To do:
Each record below is to be retyped exactly, with its pictures omitted.

[Source material — start]

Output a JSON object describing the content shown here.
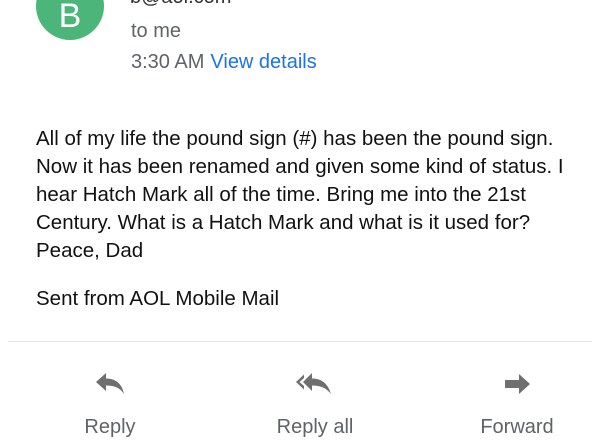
{
  "header": {
    "avatar_letter": "B",
    "sender_email": "b@aol.com",
    "recipient_line": "to me",
    "time": "3:30 AM",
    "details_link": "View details"
  },
  "message": {
    "body": "All of my life the pound sign (#) has been the pound sign.  Now it has been renamed and given some kind of status.  I hear Hatch Mark all of the time.  Bring me into the 21st Century.  What is a Hatch Mark and what is it used for?  Peace,  Dad",
    "signature": "Sent from AOL Mobile Mail"
  },
  "actions": {
    "reply_label": "Reply",
    "reply_all_label": "Reply all",
    "forward_label": "Forward"
  },
  "colors": {
    "avatar": "#4cb57a",
    "link": "#1a73e8",
    "icon": "#6f6f6f"
  }
}
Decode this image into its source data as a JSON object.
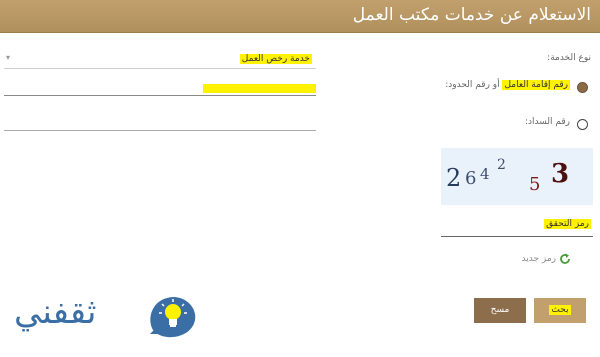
{
  "header": {
    "title": "الاستعلام عن خدمات مكتب العمل"
  },
  "form": {
    "service_type_label": "نوع الخدمة:",
    "service_select_value": "خدمة رخص العمل",
    "radio_iqama_highlight": "رقم إقامة العامل",
    "radio_iqama_rest": " أو رقم الحدود:",
    "radio_payment_label": "رقم السداد:",
    "captcha_label": "رمز التحقق",
    "new_code_label": "رمز جديد"
  },
  "captcha": {
    "chars": [
      "2",
      "6",
      "4",
      "2",
      "5",
      "3"
    ]
  },
  "buttons": {
    "search_label": "بحث",
    "clear_label": "مسح"
  },
  "logo": {
    "text": "ثقفني"
  },
  "colors": {
    "header": "#c1a06d",
    "button": "#c1a06d",
    "button_dark": "#8c6d4c",
    "highlight": "#fff200",
    "logo": "#3a6ea5"
  }
}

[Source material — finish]

Answer space:
Output a JSON object describing the content shown here.
{
  "header": {
    "avatar_letter": "B",
    "sender_email": "b@aol.com",
    "recipient_line": "to me",
    "time": "3:30 AM",
    "details_link": "View details"
  },
  "message": {
    "body": "All of my life the pound sign (#) has been the pound sign.  Now it has been renamed and given some kind of status.  I hear Hatch Mark all of the time.  Bring me into the 21st Century.  What is a Hatch Mark and what is it used for?  Peace,  Dad",
    "signature": "Sent from AOL Mobile Mail"
  },
  "actions": {
    "reply_label": "Reply",
    "reply_all_label": "Reply all",
    "forward_label": "Forward"
  },
  "colors": {
    "avatar": "#4cb57a",
    "link": "#1a73e8",
    "icon": "#6f6f6f"
  }
}
Decode this image into its source data as a JSON object.
{
  "header": {
    "title": "الاستعلام عن خدمات مكتب العمل"
  },
  "form": {
    "service_type_label": "نوع الخدمة:",
    "service_select_value": "خدمة رخص العمل",
    "radio_iqama_highlight": "رقم إقامة العامل",
    "radio_iqama_rest": " أو رقم الحدود:",
    "radio_payment_label": "رقم السداد:",
    "captcha_label": "رمز التحقق",
    "new_code_label": "رمز جديد"
  },
  "captcha": {
    "chars": [
      "2",
      "6",
      "4",
      "2",
      "5",
      "3"
    ]
  },
  "buttons": {
    "search_label": "بحث",
    "clear_label": "مسح"
  },
  "logo": {
    "text": "ثقفني"
  },
  "colors": {
    "header": "#c1a06d",
    "button": "#c1a06d",
    "button_dark": "#8c6d4c",
    "highlight": "#fff200",
    "logo": "#3a6ea5"
  }
}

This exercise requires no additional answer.